TWEET THIS: Marketing and recruiting fight because they don't understand the fundamental differences in their own perception of what a brand is. -@thewarfortalent #EmployerBranding
QUESTION: What employer branding metrics should every organization track, and why?
JAMES ELLIS: This is a trick question. In marketing, the metrics are easy (more = good). But in employer brand, more = more and that's all. If you sell donuts and sell a million donuts, you're getting a raise. If you're selling jobs and get a million applicants, you're getting fired. Employer metrics are a function of quality, not quantity, which as discussed, is a sea change in thinking for consumer marketing.
Thus, the metrics employer brand selects are a function of its own goals, a step marketing doesn't worry about because...more. So what do you want your employer brand to do? Become a household name? To be a top-of-mind employer for nurses around the US? To be seen as the only choice for electricians who want to grow their technical and business skills? To be the place where everyone has fun at work?
Until you know your goal, your metrics aren't actually useful.
QUESTION: How does an organization know when its employer branding efforts have evolved into enthusiastic brand ambassadors?
JAMES ELLIS: That's mostly a function of centralized effort: are you doing less and still seeing decent Glassdoor and Comparably reviews? How bad is your Blind space (Blind is a place for complaining almost exclusively so it's not about "are people saying nice things" so much as it's about taking the pulse and seeing where friction might still exist)? How hard is it to get people to share LinkedIn posts? Are people wearing the t-shirts and asking for the new sticker?
QUESTION: Who are your favorite employer brands, and why?
JAMES ELLIS: I have two, and I like them because they are so very different.
The first and most obvious is Spotify. They know their brand. They have woven it into a metaphor about being in a band that makes perfect sense. Every external communication connects to that metaphor. Rather than have brand pillars, they simply extend the band metaphor. They answer questions as a band might. It's cohesive, rather comprehensive, and connects so easily to the consumer brand. You get the sense that Spotify founders are real music fans (evidence that Spotify doesn't actually do a great job of rewarding musicians notwithstanding), and that their employer brand is an organic extension of that passion.
The second may not be as obvious. Delta Airlines is one of the rare brands that has integrated consumer marketing, employer branding, and investor relations into a single idea of its own brand. When you see an ad, whether it's a commercial on TV or a poster on the jetway as you walk onto a plane, it's very hard to say that the message is specifically a consumer message, an employer brand message, or even an internal communications message. There seems to be zero siloization of the branding teams.

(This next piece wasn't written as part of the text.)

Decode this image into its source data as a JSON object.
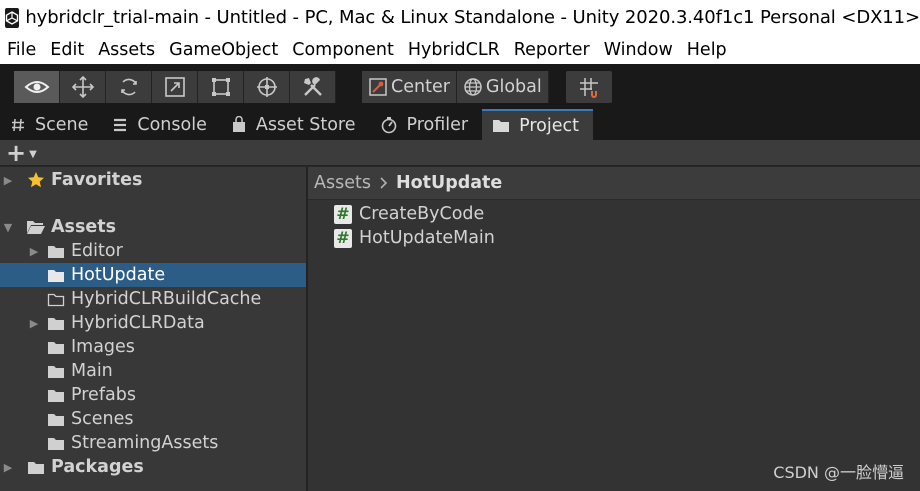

There is simply a shared sense of the brand.
Where Spotify is deeply and obviously creative, Delta is more conservative. They express their brands very differently, but they are each very much themselves. (The Thelonious Monk quote, "A genius is the one most like himself," is the best way to see when a brand is doing great work.)
My gratitude to James for appearing on my Blog and for sharing his inspiring employer branding, employee experience, and brand experience insights.
Image Credit: Debbie Laskey.